[Your task]:
Restate the lines exactly, starting at the line that contains "Serialize everything readable" and finishing with the final line of the records.

========================================

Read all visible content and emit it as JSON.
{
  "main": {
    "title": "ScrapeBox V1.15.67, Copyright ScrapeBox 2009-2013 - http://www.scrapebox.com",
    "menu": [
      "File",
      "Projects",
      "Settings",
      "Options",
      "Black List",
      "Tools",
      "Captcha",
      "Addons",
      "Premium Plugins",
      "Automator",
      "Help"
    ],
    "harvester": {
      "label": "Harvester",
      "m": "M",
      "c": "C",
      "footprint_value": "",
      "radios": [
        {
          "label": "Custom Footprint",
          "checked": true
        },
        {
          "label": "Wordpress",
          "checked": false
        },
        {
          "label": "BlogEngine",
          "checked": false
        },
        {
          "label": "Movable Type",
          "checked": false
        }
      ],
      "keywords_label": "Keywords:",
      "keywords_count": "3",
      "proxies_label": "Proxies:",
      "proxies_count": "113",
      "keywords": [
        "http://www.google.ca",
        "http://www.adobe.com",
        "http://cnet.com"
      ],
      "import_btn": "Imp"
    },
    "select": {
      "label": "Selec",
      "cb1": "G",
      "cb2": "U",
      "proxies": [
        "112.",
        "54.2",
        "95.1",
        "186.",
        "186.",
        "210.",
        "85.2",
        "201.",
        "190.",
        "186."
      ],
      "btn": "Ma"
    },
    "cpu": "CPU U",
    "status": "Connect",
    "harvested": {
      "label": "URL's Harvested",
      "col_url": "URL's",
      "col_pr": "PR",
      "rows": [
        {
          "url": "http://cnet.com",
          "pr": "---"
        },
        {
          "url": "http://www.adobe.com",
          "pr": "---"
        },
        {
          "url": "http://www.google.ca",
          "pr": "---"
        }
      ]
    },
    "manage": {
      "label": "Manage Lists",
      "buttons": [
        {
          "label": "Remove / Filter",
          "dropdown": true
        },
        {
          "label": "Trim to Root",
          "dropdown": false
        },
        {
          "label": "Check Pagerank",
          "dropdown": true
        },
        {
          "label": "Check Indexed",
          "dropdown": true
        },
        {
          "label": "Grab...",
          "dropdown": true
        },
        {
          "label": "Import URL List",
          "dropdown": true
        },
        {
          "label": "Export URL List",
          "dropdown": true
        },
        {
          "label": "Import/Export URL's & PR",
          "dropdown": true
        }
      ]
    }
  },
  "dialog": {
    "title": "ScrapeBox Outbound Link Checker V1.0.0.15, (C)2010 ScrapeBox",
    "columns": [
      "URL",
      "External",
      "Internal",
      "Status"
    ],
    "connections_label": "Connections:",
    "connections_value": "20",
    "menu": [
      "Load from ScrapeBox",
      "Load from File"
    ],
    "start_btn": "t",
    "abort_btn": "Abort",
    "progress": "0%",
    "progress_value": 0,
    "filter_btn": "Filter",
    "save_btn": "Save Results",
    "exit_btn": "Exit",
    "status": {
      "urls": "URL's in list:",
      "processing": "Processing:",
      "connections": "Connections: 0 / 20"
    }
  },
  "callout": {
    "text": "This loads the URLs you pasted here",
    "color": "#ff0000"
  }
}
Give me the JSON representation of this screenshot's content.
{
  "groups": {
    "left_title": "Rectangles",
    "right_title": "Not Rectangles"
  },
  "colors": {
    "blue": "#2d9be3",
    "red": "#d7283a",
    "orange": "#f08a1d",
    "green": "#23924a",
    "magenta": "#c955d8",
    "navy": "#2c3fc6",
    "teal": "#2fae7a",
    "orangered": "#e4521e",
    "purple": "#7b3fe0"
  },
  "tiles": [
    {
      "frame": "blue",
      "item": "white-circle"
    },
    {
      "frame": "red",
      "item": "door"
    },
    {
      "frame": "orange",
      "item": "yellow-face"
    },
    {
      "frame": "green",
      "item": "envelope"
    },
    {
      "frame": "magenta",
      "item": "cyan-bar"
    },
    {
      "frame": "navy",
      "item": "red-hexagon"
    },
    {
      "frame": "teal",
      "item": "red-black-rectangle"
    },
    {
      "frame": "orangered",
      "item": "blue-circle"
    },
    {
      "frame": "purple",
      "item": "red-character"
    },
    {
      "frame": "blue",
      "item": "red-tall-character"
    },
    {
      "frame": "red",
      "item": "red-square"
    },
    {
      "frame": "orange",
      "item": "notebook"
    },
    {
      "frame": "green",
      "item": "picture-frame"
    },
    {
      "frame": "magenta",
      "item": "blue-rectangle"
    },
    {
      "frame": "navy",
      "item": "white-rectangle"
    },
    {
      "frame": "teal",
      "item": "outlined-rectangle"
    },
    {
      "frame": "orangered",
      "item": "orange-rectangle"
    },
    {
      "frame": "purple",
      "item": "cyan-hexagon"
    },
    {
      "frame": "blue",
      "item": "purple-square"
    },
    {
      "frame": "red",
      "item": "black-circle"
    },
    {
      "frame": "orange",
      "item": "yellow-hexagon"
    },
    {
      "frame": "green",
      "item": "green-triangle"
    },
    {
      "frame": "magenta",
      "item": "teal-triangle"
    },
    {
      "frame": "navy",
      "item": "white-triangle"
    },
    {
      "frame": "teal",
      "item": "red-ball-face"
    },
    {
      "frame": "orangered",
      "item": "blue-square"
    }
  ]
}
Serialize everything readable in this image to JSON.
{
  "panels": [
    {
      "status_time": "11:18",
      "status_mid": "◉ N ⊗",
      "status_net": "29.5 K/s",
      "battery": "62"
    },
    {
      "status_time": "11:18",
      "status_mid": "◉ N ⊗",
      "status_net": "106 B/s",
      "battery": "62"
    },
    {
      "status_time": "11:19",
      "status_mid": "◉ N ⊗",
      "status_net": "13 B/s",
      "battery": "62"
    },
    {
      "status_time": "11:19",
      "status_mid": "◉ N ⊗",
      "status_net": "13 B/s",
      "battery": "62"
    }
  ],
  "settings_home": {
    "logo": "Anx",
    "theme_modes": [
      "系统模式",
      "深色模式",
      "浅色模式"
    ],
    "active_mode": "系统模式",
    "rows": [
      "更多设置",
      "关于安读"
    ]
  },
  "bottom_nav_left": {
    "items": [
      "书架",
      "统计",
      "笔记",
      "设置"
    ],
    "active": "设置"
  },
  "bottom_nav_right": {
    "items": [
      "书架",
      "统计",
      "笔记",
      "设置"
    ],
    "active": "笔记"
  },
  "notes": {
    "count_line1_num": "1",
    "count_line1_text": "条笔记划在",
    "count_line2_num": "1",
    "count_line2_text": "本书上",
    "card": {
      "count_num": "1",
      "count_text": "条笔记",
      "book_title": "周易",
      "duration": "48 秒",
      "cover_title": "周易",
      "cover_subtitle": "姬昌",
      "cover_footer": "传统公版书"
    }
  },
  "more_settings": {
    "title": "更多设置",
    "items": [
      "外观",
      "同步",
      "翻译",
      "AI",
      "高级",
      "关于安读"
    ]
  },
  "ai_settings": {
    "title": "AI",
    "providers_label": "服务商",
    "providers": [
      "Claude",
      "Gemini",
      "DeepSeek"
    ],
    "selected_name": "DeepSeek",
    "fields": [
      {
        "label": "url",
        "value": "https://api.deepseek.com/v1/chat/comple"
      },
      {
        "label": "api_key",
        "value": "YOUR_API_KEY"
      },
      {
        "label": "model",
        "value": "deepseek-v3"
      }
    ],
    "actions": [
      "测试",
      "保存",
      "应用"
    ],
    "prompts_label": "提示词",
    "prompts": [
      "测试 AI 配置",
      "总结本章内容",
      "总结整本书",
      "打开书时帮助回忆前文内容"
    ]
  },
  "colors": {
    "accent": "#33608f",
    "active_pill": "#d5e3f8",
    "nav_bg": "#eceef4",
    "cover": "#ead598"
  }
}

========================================

[Task result]:
Serialize everything readable in this image to JSON.
{
  "panels": [
    {
      "status_time": "11:18",
      "status_mid": "◉ N ⊗",
      "status_net": "29.5 K/s",
      "battery": "62"
    },
    {
      "status_time": "11:18",
      "status_mid": "◉ N ⊗",
      "status_net": "106 B/s",
      "battery": "62"
    },
    {
      "status_time": "11:19",
      "status_mid": "◉ N ⊗",
      "status_net": "13 B/s",
      "battery": "62"
    },
    {
      "status_time": "11:19",
      "status_mid": "◉ N ⊗",
      "status_net": "13 B/s",
      "battery": "62"
    }
  ],
  "settings_home": {
    "logo": "Anx",
    "theme_modes": [
      "系统模式",
      "深色模式",
      "浅色模式"
    ],
    "active_mode": "系统模式",
    "rows": [
      "更多设置",
      "关于安读"
    ]
  },
  "bottom_nav_left": {
    "items": [
      "书架",
      "统计",
      "笔记",
      "设置"
    ],
    "active": "设置"
  },
  "bottom_nav_right": {
    "items": [
      "书架",
      "统计",
      "笔记",
      "设置"
    ],
    "active": "笔记"
  },
  "notes": {
    "count_line1_num": "1",
    "count_line1_text": "条笔记划在",
    "count_line2_num": "1",
    "count_line2_text": "本书上",
    "card": {
      "count_num": "1",
      "count_text": "条笔记",
      "book_title": "周易",
      "duration": "48 秒",
      "cover_title": "周易",
      "cover_subtitle": "姬昌",
      "cover_footer": "传统公版书"
    }
  },
  "more_settings": {
    "title": "更多设置",
    "items": [
      "外观",
      "同步",
      "翻译",
      "AI",
      "高级",
      "关于安读"
    ]
  },
  "ai_settings": {
    "title": "AI",
    "providers_label": "服务商",
    "providers": [
      "Claude",
      "Gemini",
      "DeepSeek"
    ],
    "selected_name": "DeepSeek",
    "fields": [
      {
        "label": "url",
        "value": "https://api.deepseek.com/v1/chat/comple"
      },
      {
        "label": "api_key",
        "value": "YOUR_API_KEY"
      },
      {
        "label": "model",
        "value": "deepseek-v3"
      }
    ],
    "actions": [
      "测试",
      "保存",
      "应用"
    ],
    "prompts_label": "提示词",
    "prompts": [
      "测试 AI 配置",
      "总结本章内容",
      "总结整本书",
      "打开书时帮助回忆前文内容"
    ]
  },
  "colors": {
    "accent": "#33608f",
    "active_pill": "#d5e3f8",
    "nav_bg": "#eceef4",
    "cover": "#ead598"
  }
}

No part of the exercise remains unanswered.